Ukiyo-e greatly impressed the sensibilities of the Impressionists and Post-Impressionists, who experimented and even emulated the style. They were specifically influenced by the emphasis on design, the simple, everyday subject matter, and the flat blocks of colours. Claude Monet’s Waterlily series is an excellent example of this influence. It can also be found in the works of Van Gogh, Mary Cassatt, Edgar Degas, Gauguin and Toulouse-Lautrec.

The Nabis group of artists were in-turn highly influenced by Impressionists and post-Impressionist styles. Named after the Arabic and Hebrew word for prophet, Les Nabis or the Nabis in English, was a Symbolist cult-like group founded by Paul Sérusier in Paris in the late 1880s. They derived their name, according to theartstory.org, because they wanted: “to be in touch with a higher power, this group felt that the artist could serve as a “high priest” and “seer” with the power to reveal the invisible. The Nabis felt that as artists they were creators of a subjective art that was deeply rooted in the soul of the artist… Searching for beauty beyond that found in nature, they seized upon the mysterious and mystical even if the subject related to ordinary, everyday life.

The Japanese Connections exhibition is divided into four sections that illustrate the influence of core Ukiyo-e aesthetic principles and include ten prints and three folding screens from Japan alongside 24 paintings and three screens from France. The 12 French and Japanese artists making up the exhibition include the works of five Japanese Ukiyo-e masters: Katsushika Hokusai, Hara Zaimei, Utagawa Hiroshige, Kano Tanshin and Toshusai Sharaku; five French artists who made up the Nabis group of artists: Paul Sérusier, Pierre Bonnard, Maurice Denis, Ker-Xavier Roussel, and Édouard Vuillard; and two French Symbolists: Marguerite Sérusier and Odilon Redon.

The exhibition will be accompanied by programming that celebrates Japanese arts and culture which includes using projections of period photographs and films to offer visitors a walk through Paris at the turn of the 20th century, the city then considered the world’s capital of arts.

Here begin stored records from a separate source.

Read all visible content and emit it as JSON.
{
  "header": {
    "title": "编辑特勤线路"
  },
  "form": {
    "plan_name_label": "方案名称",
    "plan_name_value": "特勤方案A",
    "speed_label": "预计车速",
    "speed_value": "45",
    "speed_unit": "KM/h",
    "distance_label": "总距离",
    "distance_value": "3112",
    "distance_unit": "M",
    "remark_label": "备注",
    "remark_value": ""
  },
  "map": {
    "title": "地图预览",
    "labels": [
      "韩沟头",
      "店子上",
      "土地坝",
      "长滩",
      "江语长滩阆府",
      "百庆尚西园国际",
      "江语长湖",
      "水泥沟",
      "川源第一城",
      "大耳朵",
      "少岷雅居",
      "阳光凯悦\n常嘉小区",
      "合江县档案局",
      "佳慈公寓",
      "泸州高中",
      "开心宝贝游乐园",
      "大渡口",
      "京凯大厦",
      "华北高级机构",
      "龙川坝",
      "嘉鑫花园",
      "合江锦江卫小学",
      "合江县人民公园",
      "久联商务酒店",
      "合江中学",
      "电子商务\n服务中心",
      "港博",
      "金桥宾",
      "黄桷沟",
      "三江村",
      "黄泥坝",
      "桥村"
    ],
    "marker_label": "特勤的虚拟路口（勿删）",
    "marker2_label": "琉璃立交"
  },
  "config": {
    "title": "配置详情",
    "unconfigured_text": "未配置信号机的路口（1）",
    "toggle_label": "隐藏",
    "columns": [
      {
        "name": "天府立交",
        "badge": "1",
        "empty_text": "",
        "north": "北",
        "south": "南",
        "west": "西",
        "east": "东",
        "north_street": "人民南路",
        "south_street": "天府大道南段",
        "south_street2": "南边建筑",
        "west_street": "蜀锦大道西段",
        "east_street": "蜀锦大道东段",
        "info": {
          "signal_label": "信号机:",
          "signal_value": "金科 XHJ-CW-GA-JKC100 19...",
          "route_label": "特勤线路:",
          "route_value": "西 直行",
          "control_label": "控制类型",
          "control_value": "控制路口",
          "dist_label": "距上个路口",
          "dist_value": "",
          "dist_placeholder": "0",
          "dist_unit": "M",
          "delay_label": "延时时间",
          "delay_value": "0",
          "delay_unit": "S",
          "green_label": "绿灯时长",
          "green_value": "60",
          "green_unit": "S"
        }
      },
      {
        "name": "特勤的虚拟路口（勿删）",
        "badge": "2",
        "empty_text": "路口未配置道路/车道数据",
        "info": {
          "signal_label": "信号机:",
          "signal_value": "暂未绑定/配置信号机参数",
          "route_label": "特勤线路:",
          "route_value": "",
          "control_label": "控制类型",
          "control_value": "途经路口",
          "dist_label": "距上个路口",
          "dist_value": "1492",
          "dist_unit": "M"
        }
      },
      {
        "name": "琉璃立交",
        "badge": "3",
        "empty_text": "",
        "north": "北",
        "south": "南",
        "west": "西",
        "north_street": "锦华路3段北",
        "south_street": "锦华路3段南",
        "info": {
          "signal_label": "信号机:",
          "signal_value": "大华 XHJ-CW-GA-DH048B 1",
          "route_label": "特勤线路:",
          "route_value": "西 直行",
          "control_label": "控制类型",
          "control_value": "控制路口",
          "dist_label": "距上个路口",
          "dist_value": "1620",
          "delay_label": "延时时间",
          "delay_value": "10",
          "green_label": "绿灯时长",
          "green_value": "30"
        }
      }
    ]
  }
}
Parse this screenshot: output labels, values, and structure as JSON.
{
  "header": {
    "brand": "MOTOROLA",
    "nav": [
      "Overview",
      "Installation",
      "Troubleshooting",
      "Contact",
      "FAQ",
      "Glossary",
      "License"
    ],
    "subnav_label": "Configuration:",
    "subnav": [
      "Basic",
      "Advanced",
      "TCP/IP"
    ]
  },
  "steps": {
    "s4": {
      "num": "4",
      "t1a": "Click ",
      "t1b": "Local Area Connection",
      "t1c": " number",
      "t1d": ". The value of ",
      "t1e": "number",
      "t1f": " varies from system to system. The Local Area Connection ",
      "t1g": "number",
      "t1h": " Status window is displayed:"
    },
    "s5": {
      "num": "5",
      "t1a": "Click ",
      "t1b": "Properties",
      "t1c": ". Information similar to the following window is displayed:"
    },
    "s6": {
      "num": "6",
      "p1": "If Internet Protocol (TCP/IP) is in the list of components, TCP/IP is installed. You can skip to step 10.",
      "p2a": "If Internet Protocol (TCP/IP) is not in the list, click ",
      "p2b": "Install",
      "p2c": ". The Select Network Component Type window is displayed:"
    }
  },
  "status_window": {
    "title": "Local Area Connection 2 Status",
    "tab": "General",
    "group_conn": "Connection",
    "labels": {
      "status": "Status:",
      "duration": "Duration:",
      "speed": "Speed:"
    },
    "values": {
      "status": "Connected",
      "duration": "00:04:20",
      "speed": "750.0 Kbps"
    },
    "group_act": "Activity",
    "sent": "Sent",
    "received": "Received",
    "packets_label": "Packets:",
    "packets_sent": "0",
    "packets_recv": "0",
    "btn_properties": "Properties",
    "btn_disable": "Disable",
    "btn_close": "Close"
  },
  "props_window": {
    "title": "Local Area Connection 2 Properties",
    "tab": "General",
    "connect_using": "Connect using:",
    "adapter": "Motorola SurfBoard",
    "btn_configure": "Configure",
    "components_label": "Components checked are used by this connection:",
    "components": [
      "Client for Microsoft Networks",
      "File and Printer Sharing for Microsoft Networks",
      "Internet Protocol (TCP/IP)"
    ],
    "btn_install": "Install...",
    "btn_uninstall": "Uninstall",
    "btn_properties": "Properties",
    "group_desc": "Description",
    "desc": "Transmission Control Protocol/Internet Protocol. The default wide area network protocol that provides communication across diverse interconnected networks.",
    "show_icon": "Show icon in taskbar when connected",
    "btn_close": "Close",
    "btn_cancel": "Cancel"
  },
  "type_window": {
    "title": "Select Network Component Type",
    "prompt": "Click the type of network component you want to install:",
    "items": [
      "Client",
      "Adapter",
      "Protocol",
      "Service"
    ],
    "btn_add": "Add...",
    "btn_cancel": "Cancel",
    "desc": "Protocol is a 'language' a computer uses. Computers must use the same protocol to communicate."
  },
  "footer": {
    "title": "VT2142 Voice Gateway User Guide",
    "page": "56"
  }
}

Visitors can also avail a multimedia guide that is available in Arabic, English and French. Entrance to the exhibition is free with the museum ticket and runs till 24 November.